Try it
Produce a character-for-character copy of the data below.

Dataset rows for apps and sites
◆ ◆ ◆ ◆ ◆ ◆ ◆
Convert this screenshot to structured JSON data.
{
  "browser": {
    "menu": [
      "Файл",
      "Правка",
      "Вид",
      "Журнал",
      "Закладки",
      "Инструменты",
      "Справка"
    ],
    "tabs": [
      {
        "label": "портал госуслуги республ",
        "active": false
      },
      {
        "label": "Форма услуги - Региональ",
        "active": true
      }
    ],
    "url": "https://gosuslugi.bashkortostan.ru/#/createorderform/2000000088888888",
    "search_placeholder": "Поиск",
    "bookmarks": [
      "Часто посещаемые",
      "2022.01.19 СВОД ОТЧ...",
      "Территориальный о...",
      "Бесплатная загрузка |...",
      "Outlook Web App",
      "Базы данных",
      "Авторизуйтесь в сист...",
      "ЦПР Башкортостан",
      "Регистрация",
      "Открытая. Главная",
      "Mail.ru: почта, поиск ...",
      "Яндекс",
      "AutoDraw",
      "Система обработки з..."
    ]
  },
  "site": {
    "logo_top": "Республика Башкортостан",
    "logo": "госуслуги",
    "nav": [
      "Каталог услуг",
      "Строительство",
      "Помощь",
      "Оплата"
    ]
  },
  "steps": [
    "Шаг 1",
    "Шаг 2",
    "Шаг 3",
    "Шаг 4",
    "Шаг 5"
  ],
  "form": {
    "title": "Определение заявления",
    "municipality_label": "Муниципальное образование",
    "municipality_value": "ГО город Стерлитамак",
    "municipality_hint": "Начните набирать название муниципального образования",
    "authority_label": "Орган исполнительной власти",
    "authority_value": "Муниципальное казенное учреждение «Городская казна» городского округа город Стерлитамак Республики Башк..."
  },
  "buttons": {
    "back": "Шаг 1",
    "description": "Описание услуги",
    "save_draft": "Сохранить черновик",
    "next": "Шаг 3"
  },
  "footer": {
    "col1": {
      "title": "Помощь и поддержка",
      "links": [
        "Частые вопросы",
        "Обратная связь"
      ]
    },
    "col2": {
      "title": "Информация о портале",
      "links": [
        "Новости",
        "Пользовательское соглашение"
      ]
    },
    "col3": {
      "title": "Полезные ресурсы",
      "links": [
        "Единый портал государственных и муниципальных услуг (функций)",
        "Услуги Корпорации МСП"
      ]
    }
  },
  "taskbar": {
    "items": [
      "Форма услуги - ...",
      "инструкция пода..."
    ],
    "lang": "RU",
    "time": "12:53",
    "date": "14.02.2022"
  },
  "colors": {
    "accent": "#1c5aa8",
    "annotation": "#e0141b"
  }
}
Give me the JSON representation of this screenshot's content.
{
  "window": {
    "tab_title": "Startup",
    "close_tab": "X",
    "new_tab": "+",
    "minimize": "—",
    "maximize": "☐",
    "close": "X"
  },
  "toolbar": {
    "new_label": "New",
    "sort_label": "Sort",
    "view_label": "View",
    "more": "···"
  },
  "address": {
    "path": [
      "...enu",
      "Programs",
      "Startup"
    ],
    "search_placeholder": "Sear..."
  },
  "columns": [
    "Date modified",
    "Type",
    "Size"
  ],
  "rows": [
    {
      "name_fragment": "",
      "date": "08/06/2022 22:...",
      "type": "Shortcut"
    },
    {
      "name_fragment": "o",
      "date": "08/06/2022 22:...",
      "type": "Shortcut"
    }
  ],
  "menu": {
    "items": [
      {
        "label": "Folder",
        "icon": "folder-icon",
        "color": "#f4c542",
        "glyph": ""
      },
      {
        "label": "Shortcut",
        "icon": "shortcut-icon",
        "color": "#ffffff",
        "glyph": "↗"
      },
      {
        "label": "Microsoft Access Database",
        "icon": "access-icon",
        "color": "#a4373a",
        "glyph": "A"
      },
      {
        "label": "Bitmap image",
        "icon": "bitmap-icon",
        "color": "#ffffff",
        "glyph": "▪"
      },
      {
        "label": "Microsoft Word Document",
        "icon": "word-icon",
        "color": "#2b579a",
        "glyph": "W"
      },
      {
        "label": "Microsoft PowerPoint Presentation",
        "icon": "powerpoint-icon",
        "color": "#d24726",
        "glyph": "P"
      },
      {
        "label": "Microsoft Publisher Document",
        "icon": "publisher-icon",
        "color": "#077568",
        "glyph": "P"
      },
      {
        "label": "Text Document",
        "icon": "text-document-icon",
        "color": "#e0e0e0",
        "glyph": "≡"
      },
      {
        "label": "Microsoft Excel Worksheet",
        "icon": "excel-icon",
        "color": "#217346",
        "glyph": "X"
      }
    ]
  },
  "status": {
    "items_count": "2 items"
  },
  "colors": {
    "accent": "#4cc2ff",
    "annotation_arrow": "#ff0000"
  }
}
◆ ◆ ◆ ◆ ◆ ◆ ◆
Task result
Convert this screenshot to structured JSON data.
{
  "browser": {
    "menu": [
      "Файл",
      "Правка",
      "Вид",
      "Журнал",
      "Закладки",
      "Инструменты",
      "Справка"
    ],
    "tabs": [
      {
        "label": "портал госуслуги республ",
        "active": false
      },
      {
        "label": "Форма услуги - Региональ",
        "active": true
      }
    ],
    "url": "https://gosuslugi.bashkortostan.ru/#/createorderform/2000000088888888",
    "search_placeholder": "Поиск",
    "bookmarks": [
      "Часто посещаемые",
      "2022.01.19 СВОД ОТЧ...",
      "Территориальный о...",
      "Бесплатная загрузка |...",
      "Outlook Web App",
      "Базы данных",
      "Авторизуйтесь в сист...",
      "ЦПР Башкортостан",
      "Регистрация",
      "Открытая. Главная",
      "Mail.ru: почта, поиск ...",
      "Яндекс",
      "AutoDraw",
      "Система обработки з..."
    ]
  },
  "site": {
    "logo_top": "Республика Башкортостан",
    "logo": "госуслуги",
    "nav": [
      "Каталог услуг",
      "Строительство",
      "Помощь",
      "Оплата"
    ]
  },
  "steps": [
    "Шаг 1",
    "Шаг 2",
    "Шаг 3",
    "Шаг 4",
    "Шаг 5"
  ],
  "form": {
    "title": "Определение заявления",
    "municipality_label": "Муниципальное образование",
    "municipality_value": "ГО город Стерлитамак",
    "municipality_hint": "Начните набирать название муниципального образования",
    "authority_label": "Орган исполнительной власти",
    "authority_value": "Муниципальное казенное учреждение «Городская казна» городского округа город Стерлитамак Республики Башк..."
  },
  "buttons": {
    "back": "Шаг 1",
    "description": "Описание услуги",
    "save_draft": "Сохранить черновик",
    "next": "Шаг 3"
  },
  "footer": {
    "col1": {
      "title": "Помощь и поддержка",
      "links": [
        "Частые вопросы",
        "Обратная связь"
      ]
    },
    "col2": {
      "title": "Информация о портале",
      "links": [
        "Новости",
        "Пользовательское соглашение"
      ]
    },
    "col3": {
      "title": "Полезные ресурсы",
      "links": [
        "Единый портал государственных и муниципальных услуг (функций)",
        "Услуги Корпорации МСП"
      ]
    }
  },
  "taskbar": {
    "items": [
      "Форма услуги - ...",
      "инструкция пода..."
    ],
    "lang": "RU",
    "time": "12:53",
    "date": "14.02.2022"
  },
  "colors": {
    "accent": "#1c5aa8",
    "annotation": "#e0141b"
  }
}
Give me the JSON representation of this screenshot's content.
{
  "window": {
    "tab_title": "Startup",
    "close_tab": "X",
    "new_tab": "+",
    "minimize": "—",
    "maximize": "☐",
    "close": "X"
  },
  "toolbar": {
    "new_label": "New",
    "sort_label": "Sort",
    "view_label": "View",
    "more": "···"
  },
  "address": {
    "path": [
      "...enu",
      "Programs",
      "Startup"
    ],
    "search_placeholder": "Sear..."
  },
  "columns": [
    "Date modified",
    "Type",
    "Size"
  ],
  "rows": [
    {
      "name_fragment": "",
      "date": "08/06/2022 22:...",
      "type": "Shortcut"
    },
    {
      "name_fragment": "o",
      "date": "08/06/2022 22:...",
      "type": "Shortcut"
    }
  ],
  "menu": {
    "items": [
      {
        "label": "Folder",
        "icon": "folder-icon",
        "color": "#f4c542",
        "glyph": ""
      },
      {
        "label": "Shortcut",
        "icon": "shortcut-icon",
        "color": "#ffffff",
        "glyph": "↗"
      },
      {
        "label": "Microsoft Access Database",
        "icon": "access-icon",
        "color": "#a4373a",
        "glyph": "A"
      },
      {
        "label": "Bitmap image",
        "icon": "bitmap-icon",
        "color": "#ffffff",
        "glyph": "▪"
      },
      {
        "label": "Microsoft Word Document",
        "icon": "word-icon",
        "color": "#2b579a",
        "glyph": "W"
      },
      {
        "label": "Microsoft PowerPoint Presentation",
        "icon": "powerpoint-icon",
        "color": "#d24726",
        "glyph": "P"
      },
      {
        "label": "Microsoft Publisher Document",
        "icon": "publisher-icon",
        "color": "#077568",
        "glyph": "P"
      },
      {
        "label": "Text Document",
        "icon": "text-document-icon",
        "color": "#e0e0e0",
        "glyph": "≡"
      },
      {
        "label": "Microsoft Excel Worksheet",
        "icon": "excel-icon",
        "color": "#217346",
        "glyph": "X"
      }
    ]
  },
  "status": {
    "items_count": "2 items"
  },
  "colors": {
    "accent": "#4cc2ff",
    "annotation_arrow": "#ff0000"
  }
}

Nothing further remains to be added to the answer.